Silicon Valley is the heart of global innovation and has contributed mightily to progress made thus far in reducing California’s greenhouse emissions. The state on track to achieving the economy-wide carbon target for 2020 established in AB 32 (California’s Global Warming Solutions Act, 2006). California’s leadership has also provided much needed momentum to international efforts to manage greenhouse gas emissions.

The state is a shining example of the decoupling of economic growth and environmental progress. Declining emissions and enviable growth rates, including job growth at twice the national average, disprove the notion that these two must be in opposition. California’s clean energy sector already supports 500,000 jobs, and the state is supporting the emergence of the clean energy giants of the 21st century.

The state’s policy approaches and its clean technologies are being adopted around the globe, providing new hope that we can leave our children with a safe climate. Yet even more innovation is needed to get to the near zero levels required by mid-century. For Silicon Valley, this is a classic opportunity to do well by doing good.

Marc has been a leader on the Palo Alto City Council to make the city one of the greenest in the country, including:

  • Working with leaders from Palo Alto’s environmental and faith-based communities, Marc led the effort on Council to pass a resolution requesting that CalPERS divest from fossil fuel companies.
  • Marc voted to approve a Carbon Neutral Electric Resource Plan, committing Palo Alto to using 100% carbon neutral electric resources. During Marc’s time on the City Council, Palo Alto has moved aggressively to approve large solar power purchase agreements at very good rates, and the city is on track to achieve a 57% Renewable Portfolio Standard by 2017 at rates that will be cheaper than PG&E (the electricity provider to most of the cities in the 24th Assembly District).
  • After voting to remove carbon from Palo Alto’s electricity portfolio, Marc is leading the effort to encourage residents to transition away from natural gas appliances toward those powered by the city’s clean energy. Natural gas is almost as harmful to the environment as coal because of the methane released during extraction and delivery.

With no sign to the end of gridlock in Washington, California’s vision, energy, and can-do attitude is needed anew. Now is the time to finish putting in place California climate policy version 2.0. Innovation requires long term market certainty to flourish, which is why policymakers have focused in recent years on putting together a package of 2030 policies. Last year, California’s SB 350 solidified a 50 percent renewable electricity standard for utilities. The adoption in 2016 of SB 32 and AB 197 are important new milestones, but much work remains to be done. Marc is eager to push forward the practical solutions needed in four key areas:

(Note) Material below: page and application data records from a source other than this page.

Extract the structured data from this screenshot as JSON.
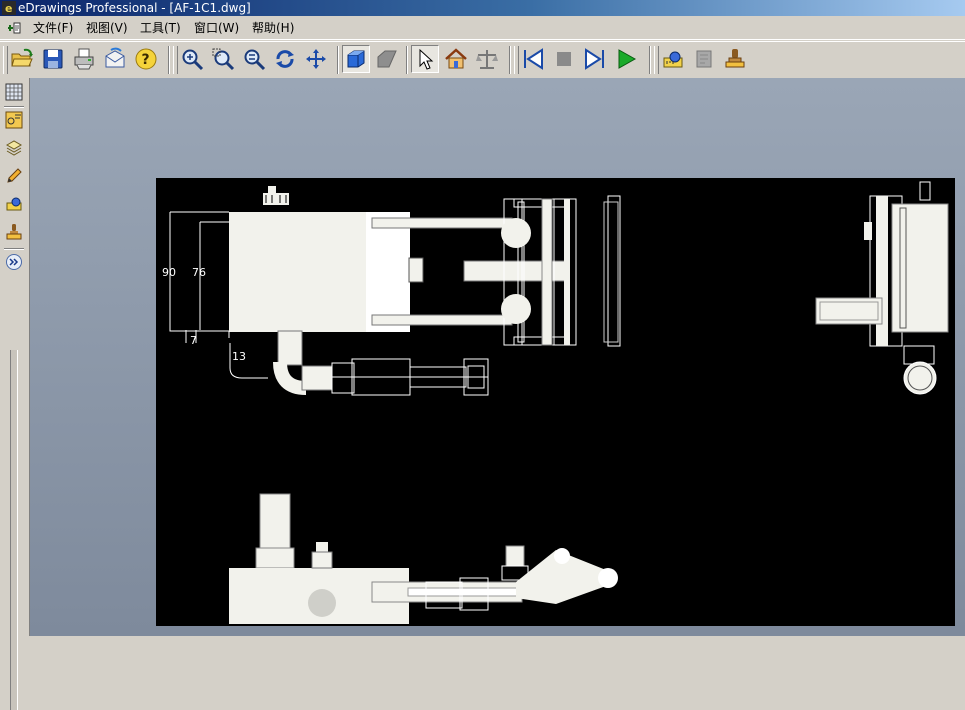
{
  "window": {
    "title": "eDrawings Professional - [AF-1C1.dwg]"
  },
  "menu": [
    {
      "label": "文件(F)"
    },
    {
      "label": "视图(V)"
    },
    {
      "label": "工具(T)"
    },
    {
      "label": "窗口(W)"
    },
    {
      "label": "帮助(H)"
    }
  ],
  "toolbar": {
    "buttons": [
      "open-icon",
      "save-icon",
      "print-icon",
      "send-mail-icon",
      "help-icon",
      "zoom-icon",
      "zoom-to-area-icon",
      "zoom-to-fit-icon",
      "rotate-icon",
      "pan-icon",
      "shaded-view-icon",
      "hidden-lines-icon",
      "select-icon",
      "home-view-icon",
      "measure-balance-icon",
      "first-frame-icon",
      "stop-icon",
      "next-frame-icon",
      "play-icon",
      "measure-icon",
      "markup-icon",
      "stamp-icon"
    ]
  },
  "left_toolbar": {
    "buttons": [
      "sheet-format-icon",
      "sheets-icon",
      "layers-icon",
      "markup-pen-icon",
      "measure-icon",
      "stamp-icon",
      "expand-panel-icon"
    ]
  },
  "drawing": {
    "dimensions": [
      "90",
      "76",
      "7",
      "13"
    ],
    "colors": {
      "background": "#000000",
      "lines": "#ffffff",
      "part": "#f2f2ec"
    }
  }
}
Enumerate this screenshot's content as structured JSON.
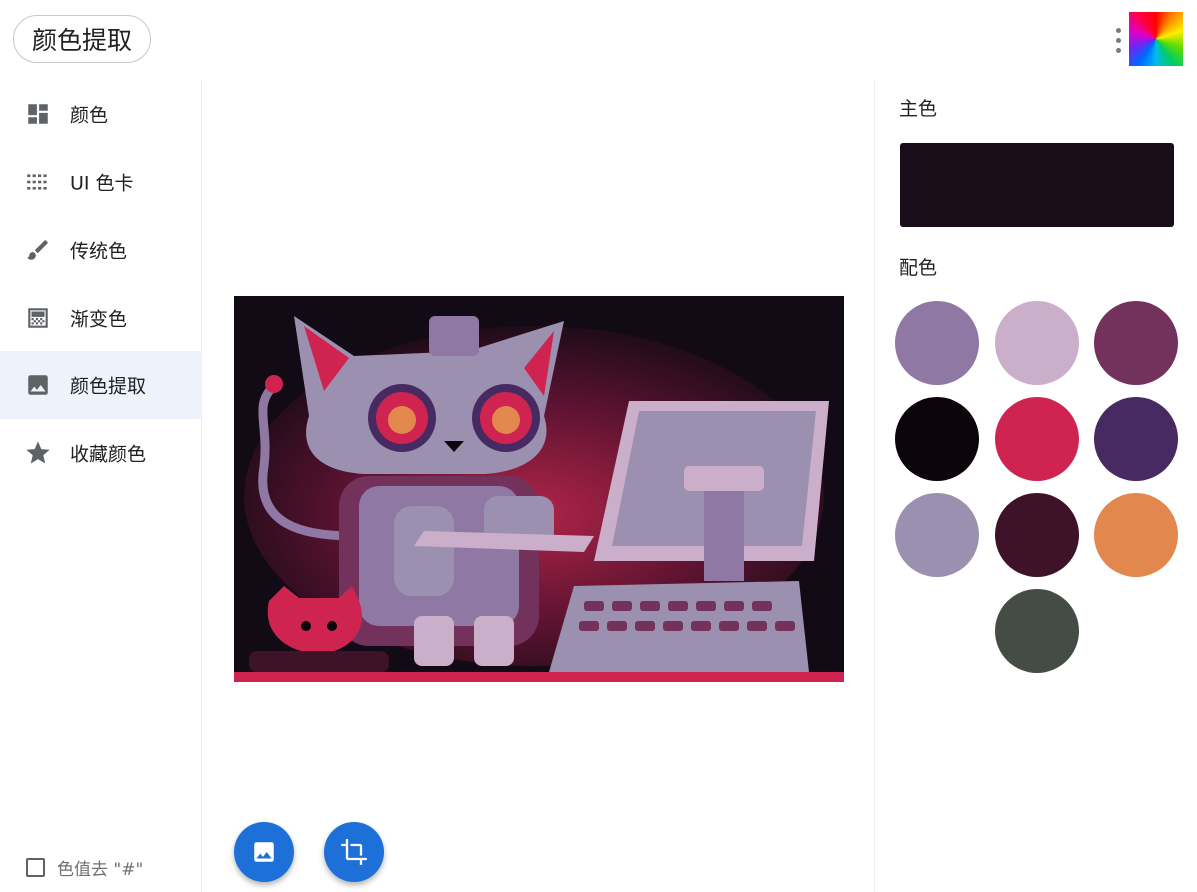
{
  "header": {
    "title": "颜色提取"
  },
  "sidebar": {
    "items": [
      {
        "label": "颜色",
        "icon": "dashboard-icon",
        "active": false
      },
      {
        "label": "UI 色卡",
        "icon": "grid-dots-icon",
        "active": false
      },
      {
        "label": "传统色",
        "icon": "brush-icon",
        "active": false
      },
      {
        "label": "渐变色",
        "icon": "gradient-icon",
        "active": false
      },
      {
        "label": "颜色提取",
        "icon": "image-icon",
        "active": true
      },
      {
        "label": "收藏颜色",
        "icon": "star-icon",
        "active": false
      }
    ],
    "hash_option": {
      "label": "色值去 \"#\"",
      "checked": false
    }
  },
  "main": {
    "image_icon": "robot-cat-illustration",
    "buttons": [
      {
        "name": "pick-image",
        "icon": "image-icon"
      },
      {
        "name": "crop-image",
        "icon": "crop-icon"
      }
    ]
  },
  "palette": {
    "main_heading": "主色",
    "main_color": "#1a0d1a",
    "matching_heading": "配色",
    "colors": [
      "#8f78a4",
      "#cbaeca",
      "#73325c",
      "#0c060c",
      "#d02450",
      "#482a62",
      "#9b90b0",
      "#3e1329",
      "#e2884f",
      "#454c45"
    ]
  },
  "theme": {
    "accent": "#1c70d8",
    "active_bg": "#eef3fb",
    "icon_gray": "#5f6368"
  }
}
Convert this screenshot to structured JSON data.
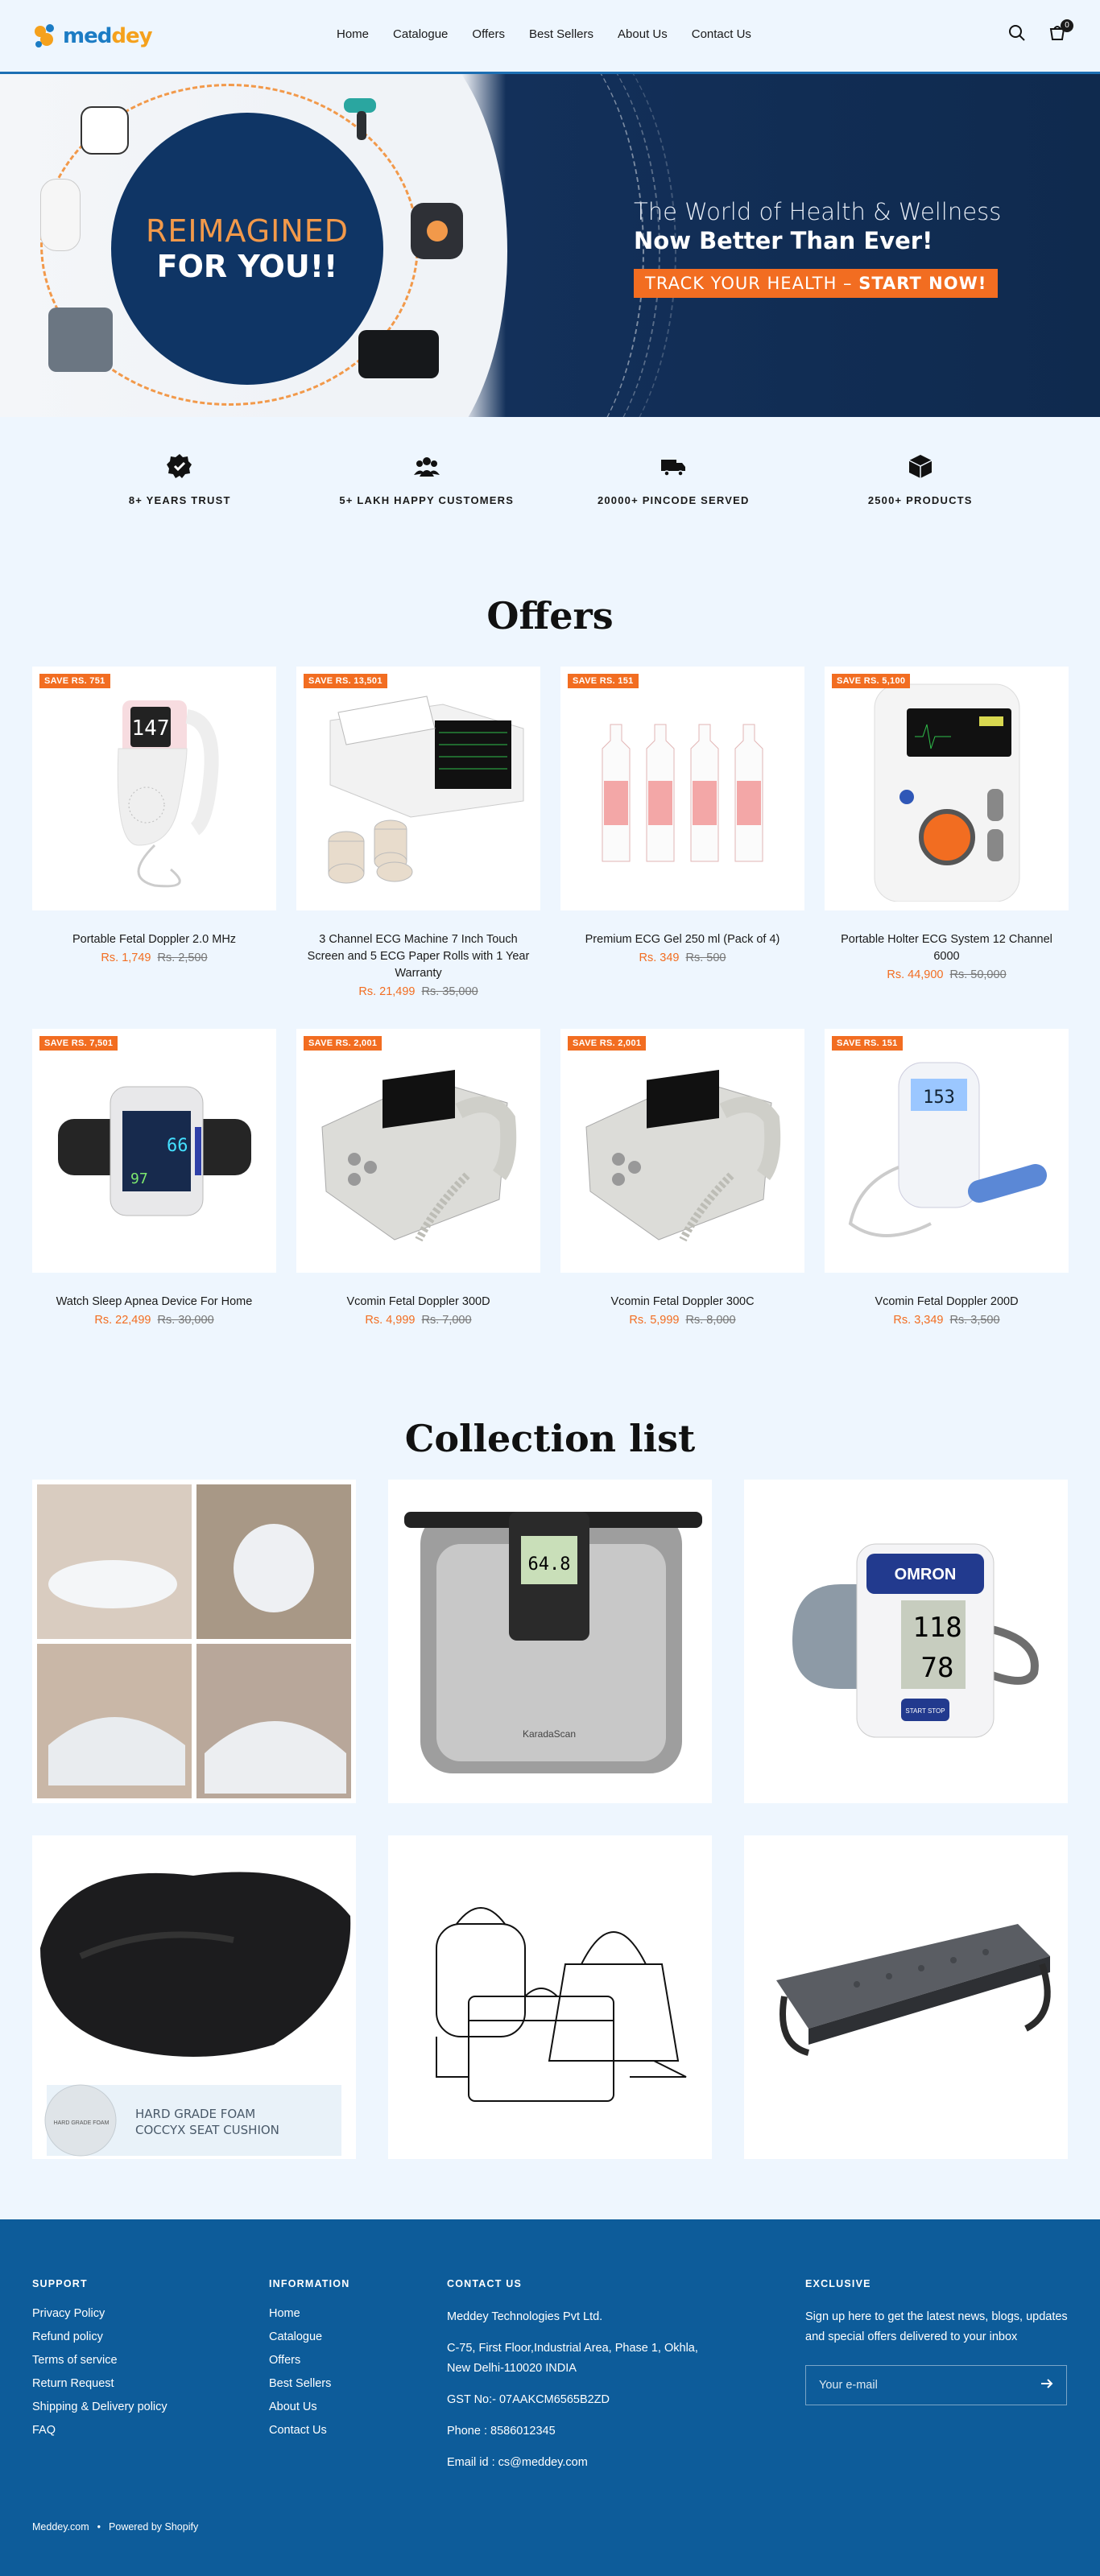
{
  "brand": {
    "name_a": "med",
    "name_b": "dey"
  },
  "nav": [
    "Home",
    "Catalogue",
    "Offers",
    "Best Sellers",
    "About Us",
    "Contact Us"
  ],
  "cart_count": "0",
  "hero": {
    "left_line1": "REIMAGINED",
    "left_line2": "FOR YOU!!",
    "right_line1": "The World of Health & Wellness",
    "right_line2": "Now Better Than Ever!",
    "cta_a": "TRACK YOUR HEALTH – ",
    "cta_b": "START NOW!"
  },
  "trust": [
    {
      "icon": "verified-badge-icon",
      "label": "8+ YEARS TRUST"
    },
    {
      "icon": "happy-customers-icon",
      "label": "5+ LAKH HAPPY CUSTOMERS"
    },
    {
      "icon": "delivery-truck-icon",
      "label": "20000+ PINCODE SERVED"
    },
    {
      "icon": "product-box-icon",
      "label": "2500+ PRODUCTS"
    }
  ],
  "offers_title": "Offers",
  "products": [
    {
      "badge": "SAVE RS. 751",
      "name": "Portable Fetal Doppler 2.0 MHz",
      "price": "Rs. 1,749",
      "was": "Rs. 2,500"
    },
    {
      "badge": "SAVE RS. 13,501",
      "name": "3 Channel ECG Machine 7 Inch Touch Screen and 5 ECG Paper Rolls with 1 Year Warranty",
      "price": "Rs. 21,499",
      "was": "Rs. 35,000"
    },
    {
      "badge": "SAVE RS. 151",
      "name": "Premium ECG Gel 250 ml (Pack of 4)",
      "price": "Rs. 349",
      "was": "Rs. 500"
    },
    {
      "badge": "SAVE RS. 5,100",
      "name": "Portable Holter ECG System 12 Channel 6000",
      "price": "Rs. 44,900",
      "was": "Rs. 50,000"
    },
    {
      "badge": "SAVE RS. 7,501",
      "name": "Watch Sleep Apnea Device For Home",
      "price": "Rs. 22,499",
      "was": "Rs. 30,000"
    },
    {
      "badge": "SAVE RS. 2,001",
      "name": "Vcomin Fetal Doppler 300D",
      "price": "Rs. 4,999",
      "was": "Rs. 7,000"
    },
    {
      "badge": "SAVE RS. 2,001",
      "name": "Vcomin Fetal Doppler 300C",
      "price": "Rs. 5,999",
      "was": "Rs. 8,000"
    },
    {
      "badge": "SAVE RS. 151",
      "name": "Vcomin Fetal Doppler 200D",
      "price": "Rs. 3,349",
      "was": "Rs. 3,500"
    }
  ],
  "collection_title": "Collection list",
  "collections": [
    {
      "icon": "pillow-collage"
    },
    {
      "icon": "body-scale",
      "scale_reading": "64.8",
      "scale_brand": "KaradaScan"
    },
    {
      "icon": "bp-monitor",
      "brand": "OMRON",
      "sys": "118",
      "dia": "78",
      "start": "START STOP"
    },
    {
      "icon": "seat-cushion",
      "caption": "HARD GRADE FOAM COCCYX SEAT CUSHION",
      "seal": "HARD GRADE FOAM"
    },
    {
      "icon": "bags-outline"
    },
    {
      "icon": "foot-rest"
    }
  ],
  "footer": {
    "support_head": "SUPPORT",
    "support": [
      "Privacy Policy",
      "Refund policy",
      "Terms of service",
      "Return Request",
      "Shipping & Delivery policy",
      "FAQ"
    ],
    "info_head": "INFORMATION",
    "info": [
      "Home",
      "Catalogue",
      "Offers",
      "Best Sellers",
      "About Us",
      "Contact Us"
    ],
    "contact_head": "CONTACT US",
    "company": "Meddey Technologies Pvt Ltd.",
    "address": "C-75, First Floor,Industrial Area, Phase 1, Okhla, New Delhi-110020 INDIA",
    "gst": "GST No:- 07AAKCM6565B2ZD",
    "phone": "Phone : 8586012345",
    "email": "Email id : cs@meddey.com",
    "excl_head": "EXCLUSIVE",
    "excl_text": "Sign up here to get the latest news, blogs, updates and special offers delivered to your inbox",
    "email_placeholder": "Your e-mail",
    "bottom_left": "Meddey.com",
    "bottom_right": "Powered by Shopify"
  },
  "colors": {
    "accent": "#f26d21",
    "footer": "#0d5c9a",
    "hero_navy": "#0f3565"
  }
}
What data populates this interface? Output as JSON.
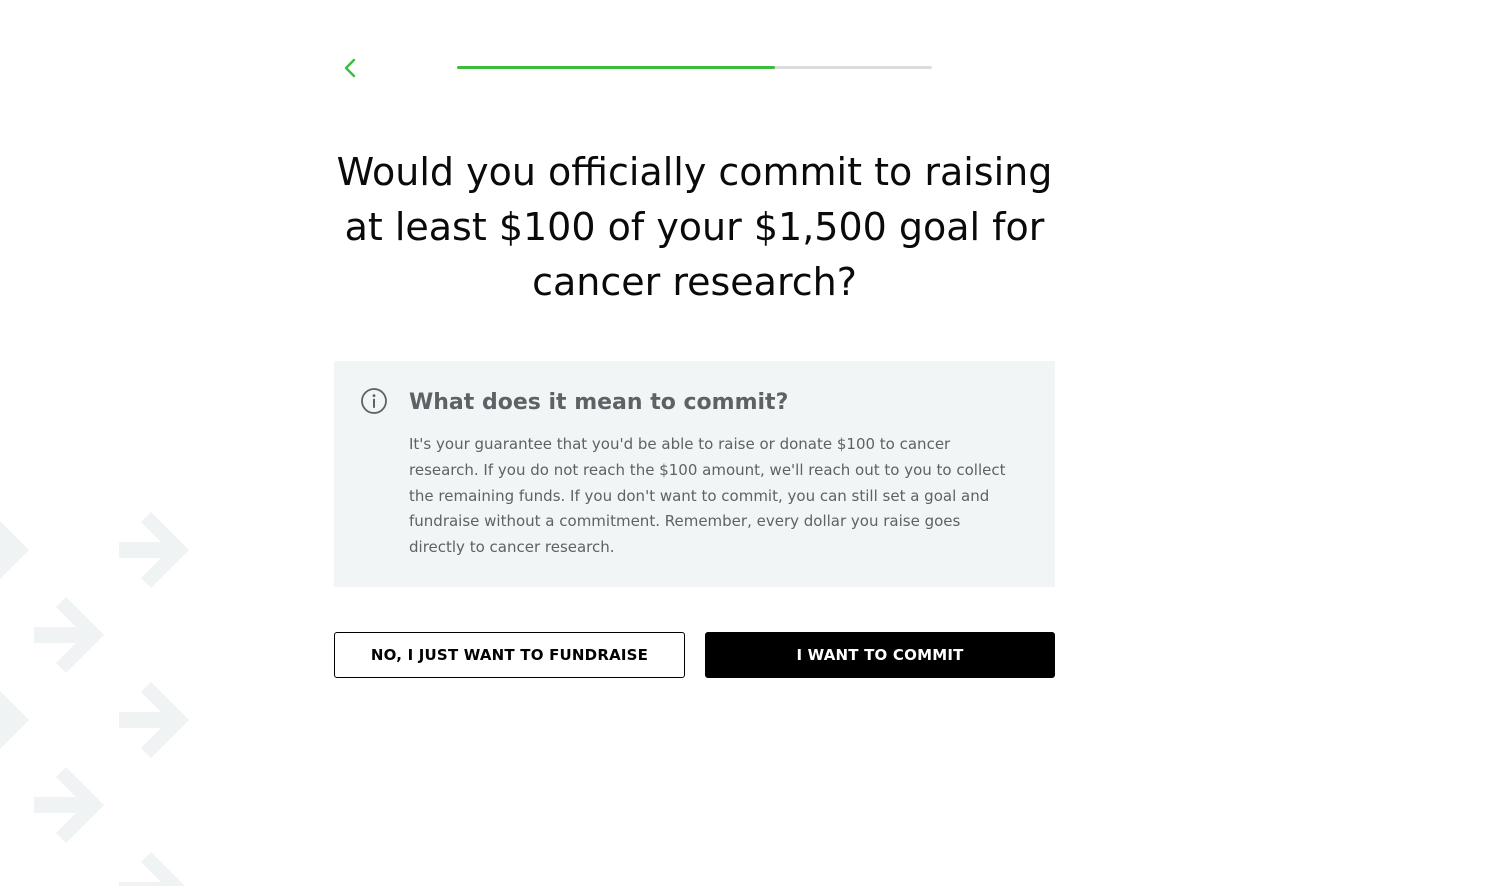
{
  "colors": {
    "accent": "#3cbe3c",
    "track": "#dcdcdc",
    "info_bg": "#f2f5f5",
    "info_text": "#5d6266",
    "primary_button": "#000000",
    "pattern": "#f0f3f3"
  },
  "header": {
    "back_icon": "chevron-left-icon",
    "progress_fraction": 0.67
  },
  "question": {
    "line1": "Would you officially commit to raising",
    "line2": "at least $100 of your $1,500 goal for",
    "line3": "cancer research?"
  },
  "info": {
    "icon": "info-circle-icon",
    "title": "What does it mean to commit?",
    "lines": [
      "It's your guarantee that you'd be able to raise or donate $100 to cancer",
      "research. If you do not reach the $100 amount, we'll reach out to you to collect",
      "the remaining funds. If you don't want to commit, you can still set a goal and",
      "fundraise without a commitment. Remember, every dollar you raise goes",
      "directly to cancer research."
    ]
  },
  "actions": {
    "decline_label": "NO, I JUST WANT TO FUNDRAISE",
    "commit_label": "I WANT TO COMMIT"
  },
  "background": {
    "pattern_icon": "arrow-right-icon"
  }
}
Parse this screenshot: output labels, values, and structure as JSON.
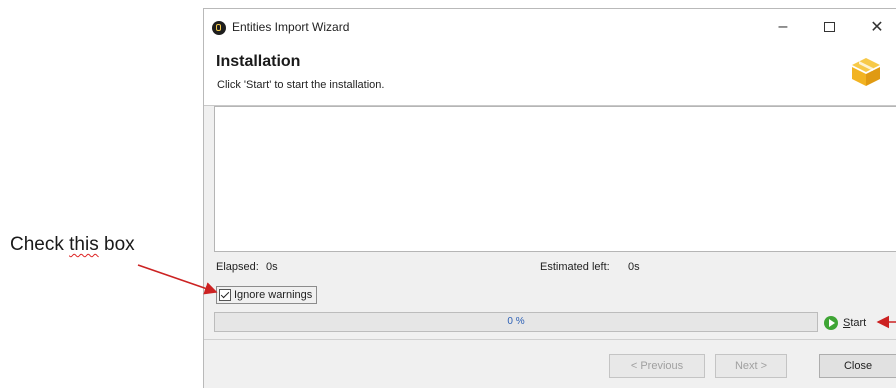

  • Revamp Zero Emission Vehicle (ZEV) efforts to put the state on track to achieve existing ambitious targets (1.5 million in 2025). NRDC recently assessed the state’s plan and finds the state’s current trajectory puts it on track to be about 500,00 vehicles short of its 2025 goal. The state needs to re-evaluate and optimize the package of consumer incentives, the zero emission vehicle regulation meant to incent manufacturers to bring more ZEVs to market, and the policies being put in place to ensure broad benefits, such as low income ZEV car sharing programs that have been successful in their pilot phase.

  • Upgrade electricity policy to better support system optimization. The modern grid must balance supply and demand, and utility regulation has to support this. Performance based regulatory reform can help. Californians invested millions on smart meters and there are opportunities for better use of the data these provide, such as smarter, more targeted energy efficiency efforts.

  • Solidify early progress toward smart growth in policy to help build more walkable communities, mixed use development and 21st century mobility solutions. Increasingly this is a point of importance in attracting top talent. Nothing is more important to innovation than human capital. San Francisco has exceeded Silicon Valley in recent years in attracting venture capital in part because of its walkable, transit-oriented neighborhoods.

  • Ensure the clean economy works for everyone. While the majority of social equity concerns will be best addressed through education, job training, and an effective social safety net, measures to ensure lower income residents are not negatively impacted are the right thing to do. California has already been a leader with SB 535 and myriad new efforts, from community solar to low income EV car sharing in Los Angeles supported with a $1.6 million grant from the state’s Greenhouse Gas Reduction fund. Still more can be done.